regarded) Joseph Shaw, The Practical Justice of Peace (2 vols.) (1751) Charles Viner, A General Abridgment of Law and Equity (1742-47)(23 vols) (de rigueur, but noted by contemporaries to be subject to error) William Waller Hening, The New Virginia Justice (1795) George Webb, The Office and Authority of a Justice of Peace (1736) T.W. Williams, A Compendious Digest of the Statute Law (1787)
Legal Maxims and Rules of Construction: Possibly because gathering evidence of “intent” was more difficult during the Founding Era than it is today, rules of construction and other maxims played a leading role in interpretation. For the leading maxims, see T. Branch, Principia Legis et Aequitatis (1753), available on ECCO.
Specialized Treatises. There was an array of works on specialized areas of the law. The following represent only some examples.

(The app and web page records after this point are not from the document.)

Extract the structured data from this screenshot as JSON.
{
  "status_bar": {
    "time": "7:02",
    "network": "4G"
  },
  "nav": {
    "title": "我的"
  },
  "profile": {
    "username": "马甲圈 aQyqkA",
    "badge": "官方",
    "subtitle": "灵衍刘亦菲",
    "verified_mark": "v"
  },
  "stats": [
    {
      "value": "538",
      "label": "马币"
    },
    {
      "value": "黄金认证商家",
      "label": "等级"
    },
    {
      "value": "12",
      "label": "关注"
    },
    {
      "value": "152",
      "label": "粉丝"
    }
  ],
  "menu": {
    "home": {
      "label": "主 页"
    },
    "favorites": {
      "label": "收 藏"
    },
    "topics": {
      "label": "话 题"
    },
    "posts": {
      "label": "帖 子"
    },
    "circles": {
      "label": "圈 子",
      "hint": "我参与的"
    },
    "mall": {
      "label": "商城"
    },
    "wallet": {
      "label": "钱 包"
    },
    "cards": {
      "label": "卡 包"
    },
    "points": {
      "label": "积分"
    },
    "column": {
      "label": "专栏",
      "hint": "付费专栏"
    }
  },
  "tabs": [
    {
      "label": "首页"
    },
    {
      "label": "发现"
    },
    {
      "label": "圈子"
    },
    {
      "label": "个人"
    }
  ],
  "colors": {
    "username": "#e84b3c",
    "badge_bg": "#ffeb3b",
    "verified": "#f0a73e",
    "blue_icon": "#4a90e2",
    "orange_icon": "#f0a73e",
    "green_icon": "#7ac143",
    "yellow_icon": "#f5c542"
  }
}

Some are available on ECCO. Criminal law: William Hawkins, Pleas of the Crown and Matthew Hale, Pleas of the Crown (both in various editions) Conveyancing: Gilbert Horsman, Precedents in Conveyancing (1785); Giles Jacob, the Accomplished Conveyancer (1716); John Lilly, The Practical Conveyancer (2 vols.) (1742); Job Mill, The Present Practice of Conveyancing (1745); William Newnam, The Complete Conveyancer (3 vols.) (1786); Anonymous, New Precedents in Conveyancing (1742) Commercial Law: Anonymous, A General Law-Treatise of Naval Trade and Commerce (2 vols.) (1753); Timothy Cunningham, The Merchant’s Lawyer (1768); Giles Jacob, Lex Mercatoria (1729); Gerard Malynes, Consuetudo vel Lex Mercatoria, or The Ancient Law Merchant (1622) [not on ECCO]; Charles Molloy, De Jure Maritimo et Navali, or A Treatise of Affairs Maritime and of Commerce (2 vols.) (1769) Equity: Henry Ballow, A Treatise of Equity (2d ed. 1756); Henry Home (Lord Kames), Principles of Equity (1778) (2 vols.) Trusts, Wills and Estates: George Duke, The Law of Charitable Uses (1676); Jeffray [sic] Gilbert, The Law of Uses and Trusts (various editions); John Godolphin, The Orphan’s Legacy: or a Testamentary Abridgment (1701); Henry Swinburne, A Treatise of Testaments and Last Wills (many editions); Thomas Wentworth, The Office and Duty of Executors (1774).
Page 9 of 9
This action might not be possible to undo. Are you sure you want to continue?
We've moved you to where you read on your other device.
Get the full title to continue reading from where you left off, or restart the preview.